We write a lot nowadays about the principles of game design in providing players the right amount of guide posts. It’s a difficult balance to strike between holding a player’s hand and leaving them mired in an unproductive loop, but neither extreme (the golden path in Fable III on one end and Absolute Virtue from Final Fantasy XI on the other) tends to come out looking very pretty. While a challenge should always be a welcomed thing in any platformer, challenge should never bear out of bad construction alone. There are places in Kirby’s Epic Yarn where better prep, better signalling, or both are needed to streamline the play experience.
That being said, as set pieces, all the levels are individually strong. The bosses are a bit too much of an afterthought and could have benefitted from better development, but they aren’t enough to mar the overall play experience. Just keep in mind that if you are buying this for the young gamer in your family, you might be asked to help out on a level of two.
Which brings us finally to the two-player co-op. While not as easy to drop in and out as in the Lego games, the two-player mode in Epic Yarn does make a great deal of the platforming easier, especially as one player can use the other as a projectile.
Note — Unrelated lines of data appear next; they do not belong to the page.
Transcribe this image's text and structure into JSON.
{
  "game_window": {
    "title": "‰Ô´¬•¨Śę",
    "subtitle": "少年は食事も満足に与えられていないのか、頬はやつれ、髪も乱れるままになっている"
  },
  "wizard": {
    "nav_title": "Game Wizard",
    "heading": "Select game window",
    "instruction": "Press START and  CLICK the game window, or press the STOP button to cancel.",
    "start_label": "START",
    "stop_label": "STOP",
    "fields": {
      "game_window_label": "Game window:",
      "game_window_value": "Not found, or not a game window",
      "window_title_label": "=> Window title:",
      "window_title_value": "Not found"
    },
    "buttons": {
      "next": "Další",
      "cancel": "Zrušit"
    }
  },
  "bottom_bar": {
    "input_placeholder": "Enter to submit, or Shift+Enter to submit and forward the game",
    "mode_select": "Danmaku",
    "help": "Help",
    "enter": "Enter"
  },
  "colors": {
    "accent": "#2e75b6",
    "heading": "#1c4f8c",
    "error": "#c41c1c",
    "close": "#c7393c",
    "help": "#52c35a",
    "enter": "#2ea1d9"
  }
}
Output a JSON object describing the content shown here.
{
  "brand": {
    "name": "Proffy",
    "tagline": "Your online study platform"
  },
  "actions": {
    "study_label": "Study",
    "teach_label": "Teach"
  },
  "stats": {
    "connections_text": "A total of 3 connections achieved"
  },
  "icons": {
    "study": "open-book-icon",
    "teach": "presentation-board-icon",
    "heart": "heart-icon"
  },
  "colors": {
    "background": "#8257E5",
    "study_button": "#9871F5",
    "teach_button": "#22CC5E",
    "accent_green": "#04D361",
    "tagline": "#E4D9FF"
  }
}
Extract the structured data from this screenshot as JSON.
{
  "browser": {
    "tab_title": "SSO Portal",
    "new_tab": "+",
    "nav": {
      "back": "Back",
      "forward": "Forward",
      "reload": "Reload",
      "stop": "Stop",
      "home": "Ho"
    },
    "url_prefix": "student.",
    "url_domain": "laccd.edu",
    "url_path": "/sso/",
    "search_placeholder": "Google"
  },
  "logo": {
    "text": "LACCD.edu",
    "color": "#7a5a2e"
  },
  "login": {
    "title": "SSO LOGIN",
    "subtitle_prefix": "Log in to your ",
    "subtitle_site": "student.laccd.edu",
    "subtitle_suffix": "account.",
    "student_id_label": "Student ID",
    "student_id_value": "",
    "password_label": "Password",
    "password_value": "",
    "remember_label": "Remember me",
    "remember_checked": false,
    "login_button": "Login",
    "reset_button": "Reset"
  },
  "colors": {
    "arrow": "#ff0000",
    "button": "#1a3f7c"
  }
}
It can nevertheless get a little bothersome as puzzles start to expand vertically as well as horizontally and players must remain on a considerably small patch of screen or else face a loss of control for a while. Arguably, as there’s no single puzzle that absolutely requires two people, the co-op mode may start to feel perfunctory. While it’s unquestionably fun to muck about levels with a friend, it definitely seems far more useful as a carrying device, allowing a more seasoned gamer to lend a helping hand for someone more inexperienced. The absence of any online co-op is sorely felt, as well.
Gorgeous visuals, charming music and sound effects, versatile gameplay, and strong replay value nevertheless make this a great winter contender. The absence of a fine-tuned gradation of difficulty may frustrate young players just as the preschool style might turn away some older players, but you can’t really resist something this cute, can you? Despite being frayed around the edges, Kirby’s Epic Yarn is long, colorful, well-woven, and won’t shrink in the wash.